■ What you are asked to do
In the material below, find each line with the string "true" and copy it.

■ Records to use
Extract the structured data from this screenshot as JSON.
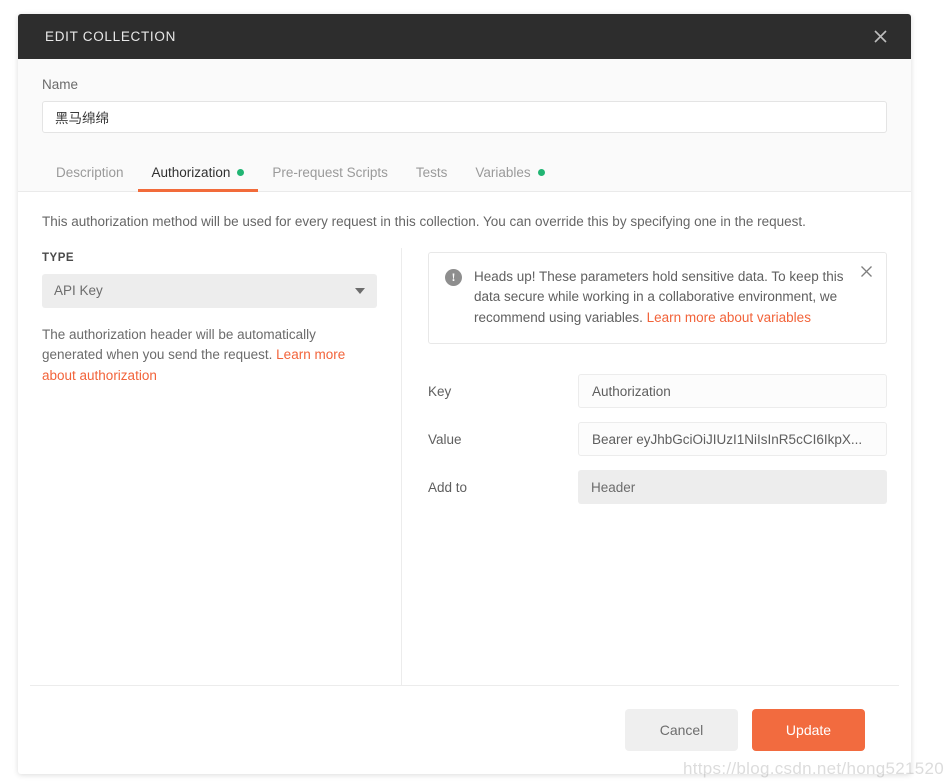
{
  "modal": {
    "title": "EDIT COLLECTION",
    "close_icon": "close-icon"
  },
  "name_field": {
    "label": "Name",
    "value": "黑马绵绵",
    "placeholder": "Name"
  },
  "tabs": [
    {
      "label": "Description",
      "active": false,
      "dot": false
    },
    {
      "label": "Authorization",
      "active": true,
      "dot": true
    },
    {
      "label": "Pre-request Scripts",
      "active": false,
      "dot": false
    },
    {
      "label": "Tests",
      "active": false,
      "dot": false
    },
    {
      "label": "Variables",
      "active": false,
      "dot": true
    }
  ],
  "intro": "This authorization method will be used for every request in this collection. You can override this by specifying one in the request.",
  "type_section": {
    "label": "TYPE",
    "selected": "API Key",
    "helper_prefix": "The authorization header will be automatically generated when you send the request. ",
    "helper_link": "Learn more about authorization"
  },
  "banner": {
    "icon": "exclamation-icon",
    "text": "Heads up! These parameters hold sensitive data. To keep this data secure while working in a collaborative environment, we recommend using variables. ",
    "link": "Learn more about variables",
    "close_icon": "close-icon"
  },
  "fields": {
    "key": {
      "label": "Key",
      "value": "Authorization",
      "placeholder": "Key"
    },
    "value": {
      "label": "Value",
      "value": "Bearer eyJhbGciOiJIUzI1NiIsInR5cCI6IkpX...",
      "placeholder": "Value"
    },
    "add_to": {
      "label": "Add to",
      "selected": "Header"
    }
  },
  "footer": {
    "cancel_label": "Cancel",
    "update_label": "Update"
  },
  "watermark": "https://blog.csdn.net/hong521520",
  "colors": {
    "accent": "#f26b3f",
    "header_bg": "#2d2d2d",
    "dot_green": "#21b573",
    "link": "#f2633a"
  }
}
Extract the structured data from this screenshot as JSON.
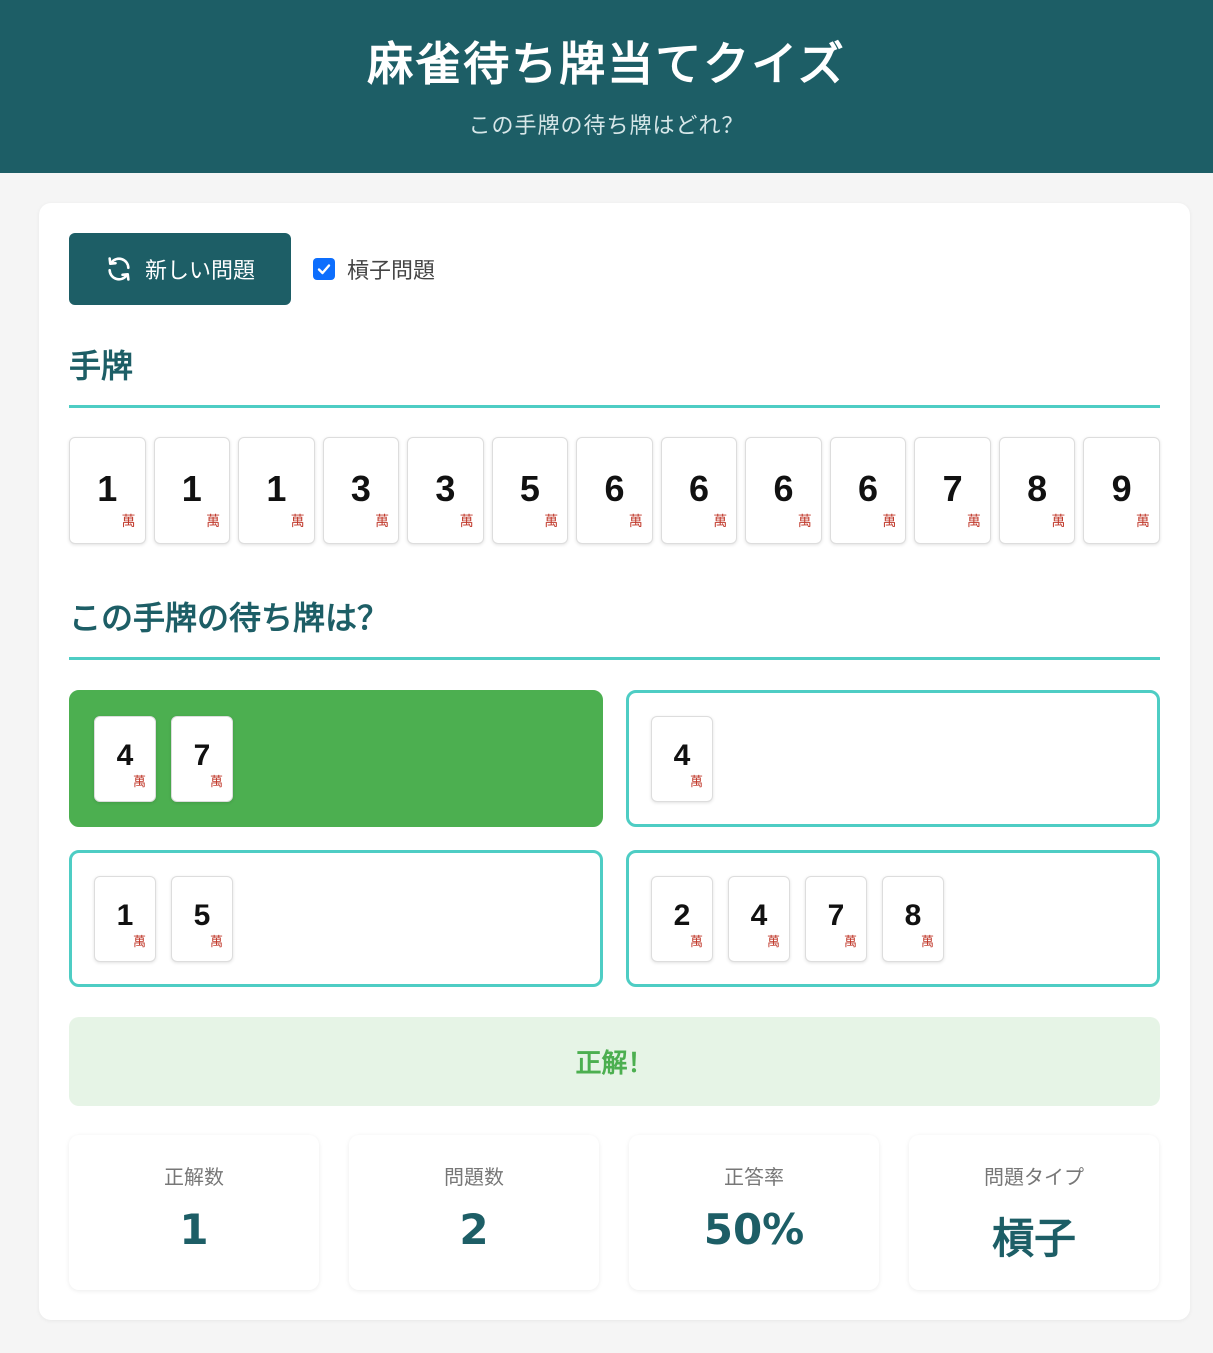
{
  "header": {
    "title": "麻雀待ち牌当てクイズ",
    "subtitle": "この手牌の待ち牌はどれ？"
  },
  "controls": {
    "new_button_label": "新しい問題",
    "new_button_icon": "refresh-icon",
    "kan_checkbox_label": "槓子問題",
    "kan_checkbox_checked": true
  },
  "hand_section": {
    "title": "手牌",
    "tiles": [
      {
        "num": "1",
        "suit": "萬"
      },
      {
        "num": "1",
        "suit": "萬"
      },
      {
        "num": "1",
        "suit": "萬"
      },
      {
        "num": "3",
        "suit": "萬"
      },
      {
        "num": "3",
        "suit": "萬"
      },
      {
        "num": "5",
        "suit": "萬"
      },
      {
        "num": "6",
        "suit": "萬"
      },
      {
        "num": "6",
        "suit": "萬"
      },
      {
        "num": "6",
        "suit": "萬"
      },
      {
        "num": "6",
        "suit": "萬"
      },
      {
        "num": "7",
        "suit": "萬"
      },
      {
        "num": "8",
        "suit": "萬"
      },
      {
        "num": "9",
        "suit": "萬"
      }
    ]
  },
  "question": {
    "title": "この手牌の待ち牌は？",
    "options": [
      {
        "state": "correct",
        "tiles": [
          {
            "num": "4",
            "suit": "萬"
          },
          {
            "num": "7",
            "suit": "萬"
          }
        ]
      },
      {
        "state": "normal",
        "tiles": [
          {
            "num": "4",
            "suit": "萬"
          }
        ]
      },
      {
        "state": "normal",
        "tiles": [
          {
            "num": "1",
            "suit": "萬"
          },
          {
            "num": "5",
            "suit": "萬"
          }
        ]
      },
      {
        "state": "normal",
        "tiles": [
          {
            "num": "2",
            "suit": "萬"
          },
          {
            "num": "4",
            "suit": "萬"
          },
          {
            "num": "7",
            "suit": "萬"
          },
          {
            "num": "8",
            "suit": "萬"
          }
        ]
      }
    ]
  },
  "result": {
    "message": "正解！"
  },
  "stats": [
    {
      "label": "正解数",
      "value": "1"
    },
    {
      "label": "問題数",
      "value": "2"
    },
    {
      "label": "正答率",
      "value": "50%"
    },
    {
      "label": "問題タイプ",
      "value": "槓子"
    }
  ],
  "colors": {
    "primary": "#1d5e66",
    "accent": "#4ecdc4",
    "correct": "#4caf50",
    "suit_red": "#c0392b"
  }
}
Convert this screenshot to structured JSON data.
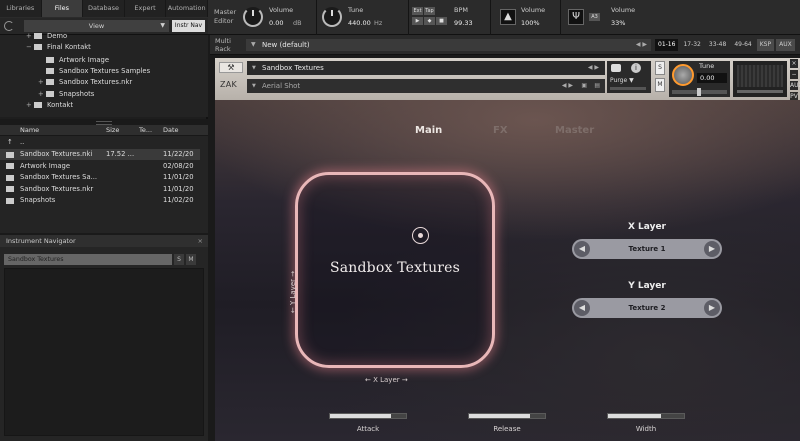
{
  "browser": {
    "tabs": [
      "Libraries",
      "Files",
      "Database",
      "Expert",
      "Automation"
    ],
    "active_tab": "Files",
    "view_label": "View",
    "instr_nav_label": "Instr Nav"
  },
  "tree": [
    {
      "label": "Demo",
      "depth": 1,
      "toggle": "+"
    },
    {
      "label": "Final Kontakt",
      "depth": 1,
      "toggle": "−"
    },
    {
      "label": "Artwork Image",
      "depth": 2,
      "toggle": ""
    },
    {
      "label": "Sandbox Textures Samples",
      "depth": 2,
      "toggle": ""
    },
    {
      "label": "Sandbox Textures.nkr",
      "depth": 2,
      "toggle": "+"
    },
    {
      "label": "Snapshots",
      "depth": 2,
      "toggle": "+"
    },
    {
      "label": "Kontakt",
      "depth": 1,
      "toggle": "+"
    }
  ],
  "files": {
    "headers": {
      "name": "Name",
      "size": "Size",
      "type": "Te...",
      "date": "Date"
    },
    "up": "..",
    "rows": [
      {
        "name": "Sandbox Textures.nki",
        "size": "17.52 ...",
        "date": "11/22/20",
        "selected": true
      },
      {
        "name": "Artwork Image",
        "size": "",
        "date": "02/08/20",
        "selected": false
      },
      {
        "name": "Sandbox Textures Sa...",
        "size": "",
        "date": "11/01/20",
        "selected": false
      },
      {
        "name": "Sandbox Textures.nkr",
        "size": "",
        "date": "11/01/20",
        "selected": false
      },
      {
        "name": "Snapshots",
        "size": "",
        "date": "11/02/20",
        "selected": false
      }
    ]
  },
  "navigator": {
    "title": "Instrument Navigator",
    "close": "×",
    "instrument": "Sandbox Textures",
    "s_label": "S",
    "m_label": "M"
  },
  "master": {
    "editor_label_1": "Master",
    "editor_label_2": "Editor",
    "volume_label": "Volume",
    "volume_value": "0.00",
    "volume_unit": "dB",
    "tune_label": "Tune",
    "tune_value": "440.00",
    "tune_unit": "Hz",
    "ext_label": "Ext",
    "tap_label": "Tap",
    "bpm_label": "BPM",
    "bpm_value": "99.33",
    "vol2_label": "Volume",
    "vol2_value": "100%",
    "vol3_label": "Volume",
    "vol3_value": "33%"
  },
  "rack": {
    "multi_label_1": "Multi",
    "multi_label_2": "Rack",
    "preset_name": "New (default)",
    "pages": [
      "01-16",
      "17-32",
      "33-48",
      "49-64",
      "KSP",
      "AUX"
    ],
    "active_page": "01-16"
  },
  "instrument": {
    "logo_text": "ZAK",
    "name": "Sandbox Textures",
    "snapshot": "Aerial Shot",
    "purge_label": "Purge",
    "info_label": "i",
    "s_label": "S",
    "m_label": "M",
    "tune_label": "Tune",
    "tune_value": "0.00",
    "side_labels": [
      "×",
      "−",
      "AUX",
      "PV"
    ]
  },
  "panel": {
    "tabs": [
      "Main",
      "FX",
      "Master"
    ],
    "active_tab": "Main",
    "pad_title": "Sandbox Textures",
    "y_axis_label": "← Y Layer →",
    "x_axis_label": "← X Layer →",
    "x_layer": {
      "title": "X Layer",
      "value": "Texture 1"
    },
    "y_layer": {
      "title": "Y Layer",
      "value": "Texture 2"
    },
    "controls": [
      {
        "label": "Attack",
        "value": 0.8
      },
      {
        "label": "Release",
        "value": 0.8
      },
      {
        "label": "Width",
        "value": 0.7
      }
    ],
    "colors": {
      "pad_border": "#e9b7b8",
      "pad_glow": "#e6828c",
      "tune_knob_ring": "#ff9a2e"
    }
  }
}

■ Problem solution
      "active": true,
      "dot": true
      "dot": true
    "kan_checkbox_checked": true
        "selected": true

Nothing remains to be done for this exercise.